Since 2011, Facebook has implemented facial recognition technology for their “Tag Suggest” function. This software allows Facebook users to see when they appear in a newly added photo. The software matches new photos with items in its database of tagged photos for each user, which allows the program to put a name to the face. Facebook has recently expressed its intention to expand the scope of the software to include profile photos.
The software is intended to facilitate transparency, according to Facebook’s chief privacy officer, Erin Egan. She says that the software’s ability to match photos to names provides users with the tools to discover when photos of them are uploaded to the web by another user. She makes it clear that any user who is opposed to this technology has the ability to opt out and to exclude their profile photos from the database. Her argument, however, has not convinced some skeptics. This software’s existence has raised red flags for several privacy organizations and government officials; and regulators in Europe have chosen not to allow this feature at all.
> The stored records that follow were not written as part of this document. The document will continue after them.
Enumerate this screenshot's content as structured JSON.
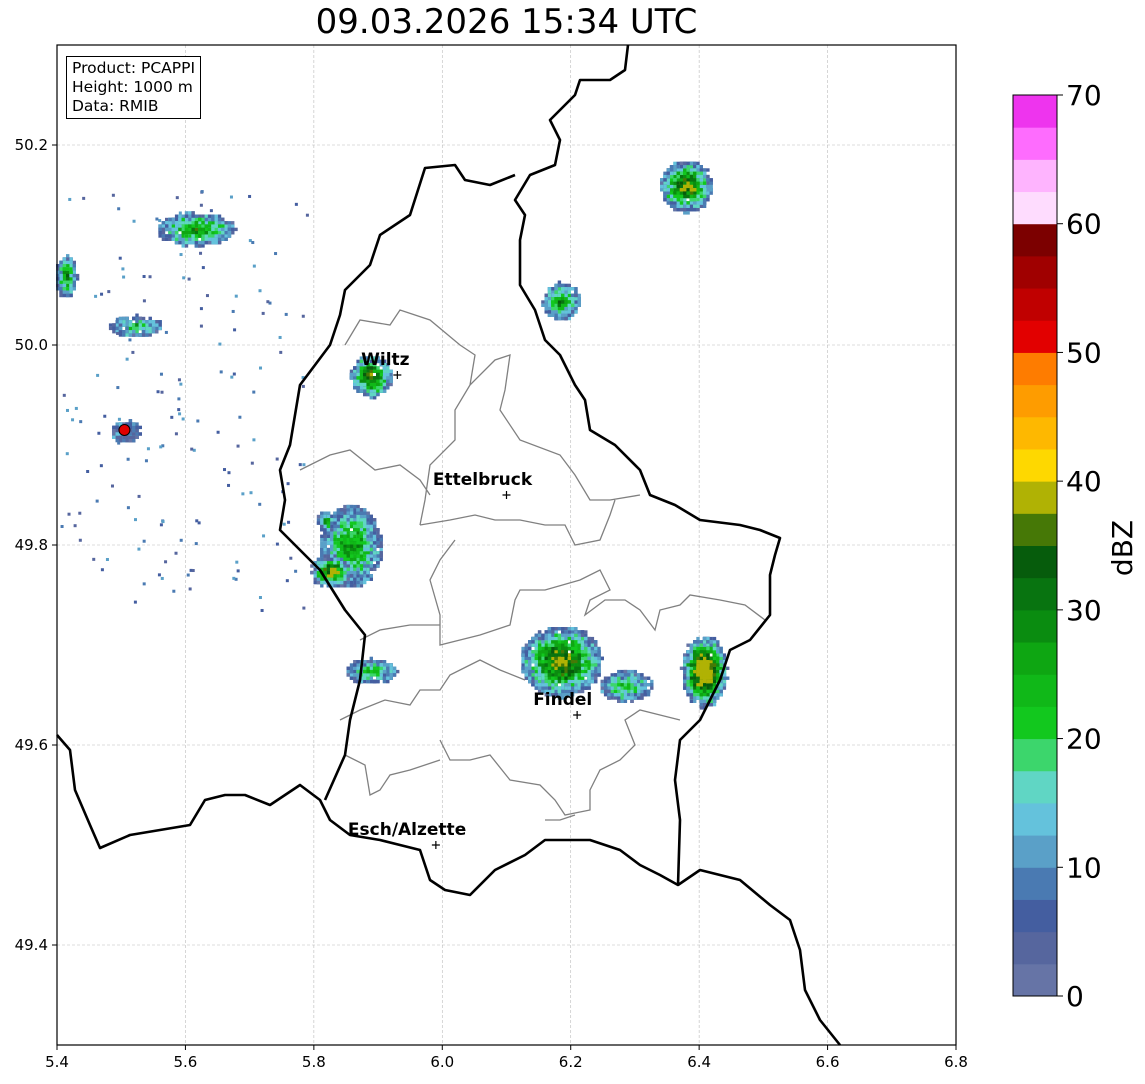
{
  "title": "09.03.2026 15:34 UTC",
  "info_box": {
    "line1": "Product: PCAPPI",
    "line2": "Height: 1000 m",
    "line3": "Data: RMIB"
  },
  "map_extent": {
    "lon": [
      5.4,
      6.8
    ],
    "lat": [
      49.3,
      50.3
    ]
  },
  "x_ticks": [
    "5.4",
    "5.6",
    "5.8",
    "6.0",
    "6.2",
    "6.4",
    "6.6",
    "6.8"
  ],
  "y_ticks": [
    "49.4",
    "49.6",
    "49.8",
    "50.0",
    "50.2"
  ],
  "grid": true,
  "cities": [
    {
      "name": "Wiltz",
      "lon": 5.93,
      "lat": 49.97
    },
    {
      "name": "Ettelbruck",
      "lon": 6.1,
      "lat": 49.85
    },
    {
      "name": "Findel",
      "lon": 6.21,
      "lat": 49.63
    },
    {
      "name": "Esch/Alzette",
      "lon": 5.99,
      "lat": 49.5
    }
  ],
  "radar_site": {
    "lon": 5.505,
    "lat": 49.915,
    "color": "#e00000"
  },
  "colorbar": {
    "label": "dBZ",
    "min": 0,
    "max": 70,
    "ticks": [
      "0",
      "10",
      "20",
      "30",
      "40",
      "50",
      "60",
      "70"
    ],
    "colors": [
      "#6674a6",
      "#56669e",
      "#445ea0",
      "#4a7ab2",
      "#5aa0c8",
      "#64c2dc",
      "#60d6c4",
      "#3cd66c",
      "#12c81e",
      "#10b818",
      "#0ea612",
      "#0a8c10",
      "#087410",
      "#065c0c",
      "#467806",
      "#b0b204",
      "#fed800",
      "#feb800",
      "#fe9c00",
      "#fe7c00",
      "#e20000",
      "#c00000",
      "#a00000",
      "#7c0000",
      "#fedcfe",
      "#feb4fe",
      "#fe6cfe",
      "#ee34ee"
    ]
  }
}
This software, while interesting and possibly helpful, makes some people uncomfortable. Many wonder what dangers might appear in the future as a result of facial recognition software. Some even fear cooperation between Facebook and other entities, though Facebook resoundingly denies such theories. To get the full story, click here.